Although the novel is no longer set in Japan like the first novel, I still like how Massey works in details of Japanese culture, especially Japanese antiques, food (bento boxes), and pearl diving. The new setting is also concrete and detailed. Massey has a fine touch with setting.
The plot is rich, with many well-developed characters. The front matter includes a “Cast of Characters” list with snippets about a dozen of the more prominent characters. Character lists are always handy references, but aren’t necessary to enjoy this book. Unlike some other novels, the author does a good job of introducing new people so that it is easy to remember who they are.
Compared to her debut novel, which had a few bumps, this one is well done. I particularly liked the ending, which I won’t reveal.
I want to read more of the novels in this series.
Sujata Massey Author Post
Because I have been reading a lot of mysteries, I’ve been trying to come up with a better system to keep track of what I’ve read. I thought the blog would help, which it does, but I don’t always review everything I’ve read. To get more organized I’m going to try to create an author post for each author with lists of novels.
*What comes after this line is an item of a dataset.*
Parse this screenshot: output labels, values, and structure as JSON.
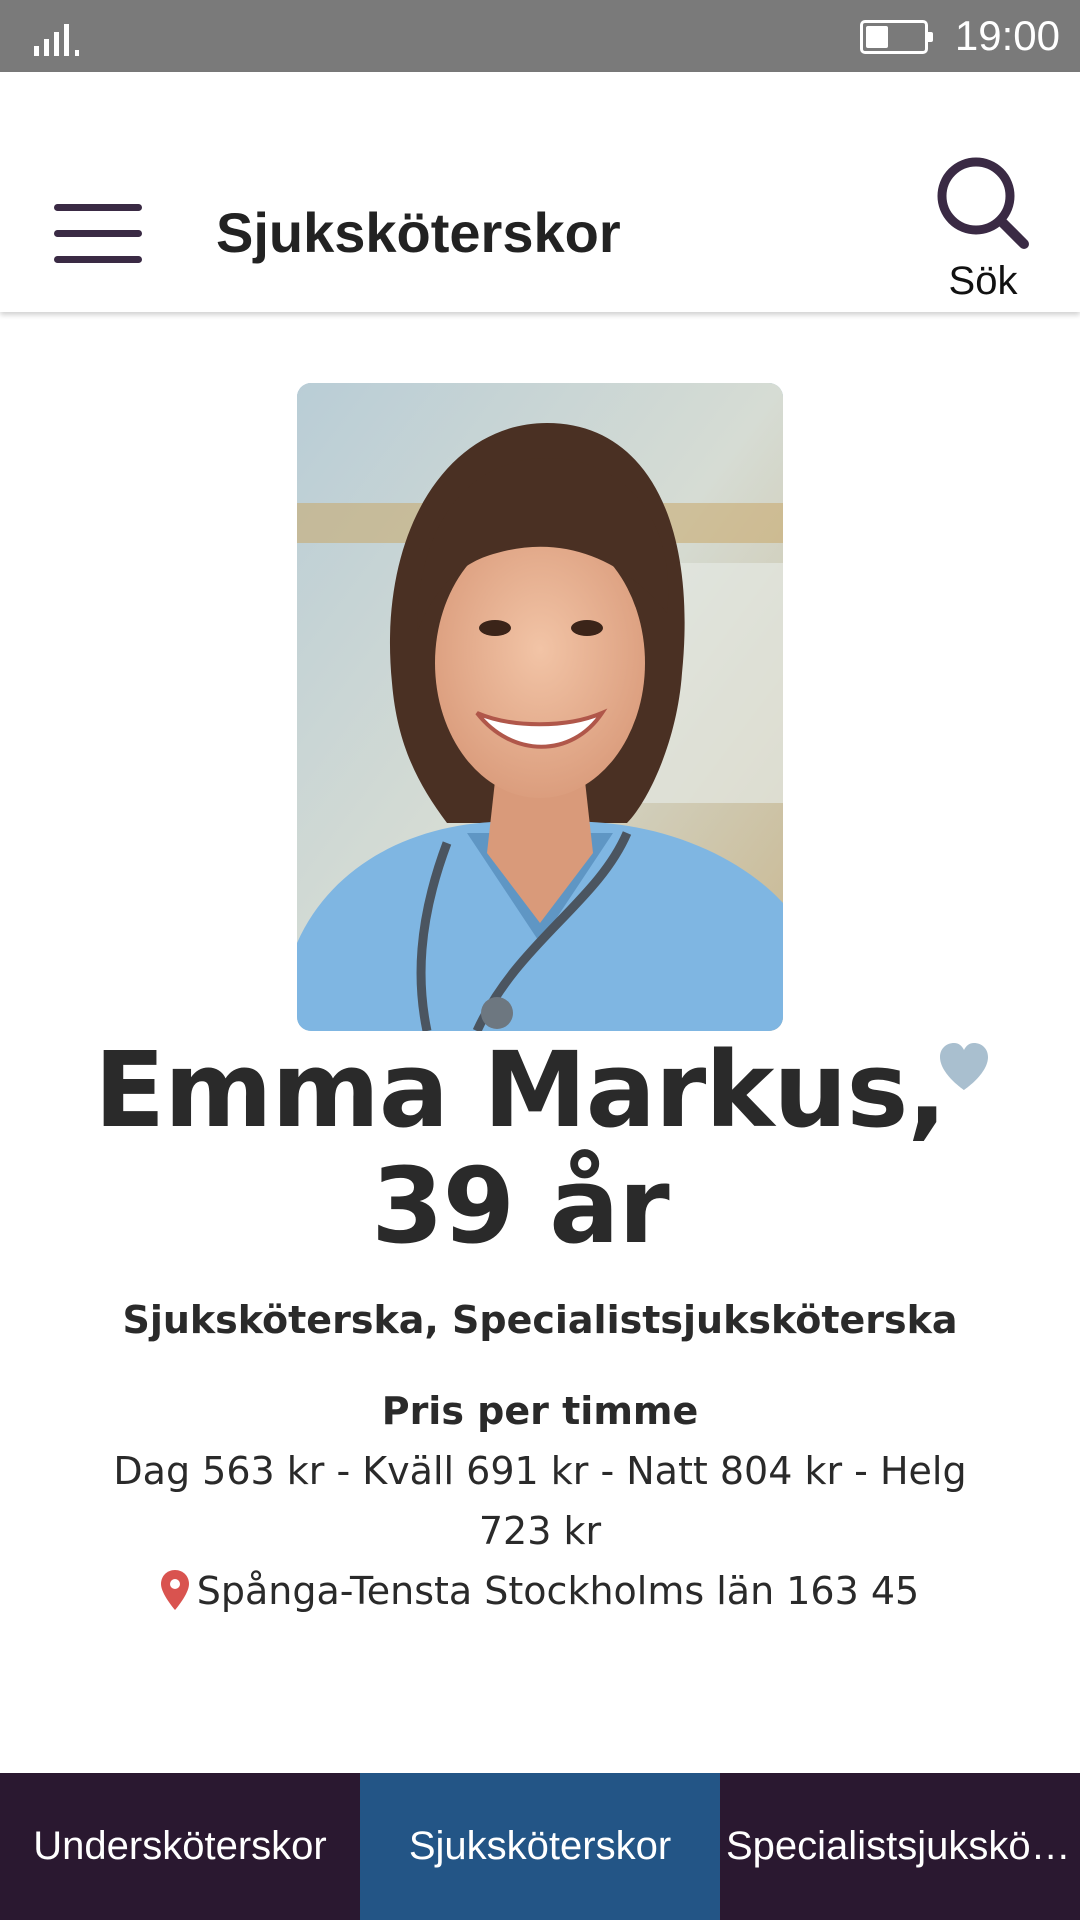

I will update later by linking to newer reviews and marking books as read .
I’ve struggled with the same thing – trying to keep track of what I have and haven’t read – for ages. In the late 1970s, I used to go to the county library every Monday and get a whole grocery bag of books for the three of us, and I had a much-folded piece of notebook paper with a list of authors & books I’d read in teeny tiny handwriting. For the past few years I’ve used a page or three in my bullet journal – I just list the author, title, and date finished, with a hollow circle for currently reading, filled-in circle for finished, and hollow circle with a line through it for books I quit. It’s not ideal because I have a new journal every year, so sometimes I have to dig through a few volumes to find something, but it definitely helps me remember authors I’ve liked & avoid re-buying books I’ve already read.
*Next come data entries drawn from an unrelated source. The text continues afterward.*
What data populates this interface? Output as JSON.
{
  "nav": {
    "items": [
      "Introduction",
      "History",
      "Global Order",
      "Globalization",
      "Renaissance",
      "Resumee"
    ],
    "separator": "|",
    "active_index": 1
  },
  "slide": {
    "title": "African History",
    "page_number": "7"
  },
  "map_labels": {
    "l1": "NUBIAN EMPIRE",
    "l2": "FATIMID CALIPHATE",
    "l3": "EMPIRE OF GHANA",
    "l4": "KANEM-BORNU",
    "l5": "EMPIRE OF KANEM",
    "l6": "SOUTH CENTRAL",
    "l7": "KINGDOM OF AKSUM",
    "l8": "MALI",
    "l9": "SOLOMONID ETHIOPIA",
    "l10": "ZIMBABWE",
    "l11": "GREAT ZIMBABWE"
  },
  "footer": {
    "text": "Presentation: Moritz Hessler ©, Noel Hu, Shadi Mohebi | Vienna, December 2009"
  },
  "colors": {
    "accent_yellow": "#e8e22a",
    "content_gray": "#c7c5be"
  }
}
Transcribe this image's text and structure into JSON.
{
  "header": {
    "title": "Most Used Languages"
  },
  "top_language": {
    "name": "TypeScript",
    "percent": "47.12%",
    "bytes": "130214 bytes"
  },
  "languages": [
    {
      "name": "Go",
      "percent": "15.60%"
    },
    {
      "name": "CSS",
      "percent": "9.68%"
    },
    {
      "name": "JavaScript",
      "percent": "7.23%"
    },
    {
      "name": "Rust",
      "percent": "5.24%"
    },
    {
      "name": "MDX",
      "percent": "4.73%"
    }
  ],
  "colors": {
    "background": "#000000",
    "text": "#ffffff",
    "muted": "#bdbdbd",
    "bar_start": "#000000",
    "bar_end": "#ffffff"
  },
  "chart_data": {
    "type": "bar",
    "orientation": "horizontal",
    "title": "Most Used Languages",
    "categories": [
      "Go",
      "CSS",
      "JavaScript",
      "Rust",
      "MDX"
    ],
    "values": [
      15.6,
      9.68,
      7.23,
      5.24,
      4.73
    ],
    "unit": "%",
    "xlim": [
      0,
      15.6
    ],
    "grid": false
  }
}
Lke the idea of notebooks. I know some people use Excel spreadsheets, but that seems too bulky. We’ll see how this goes.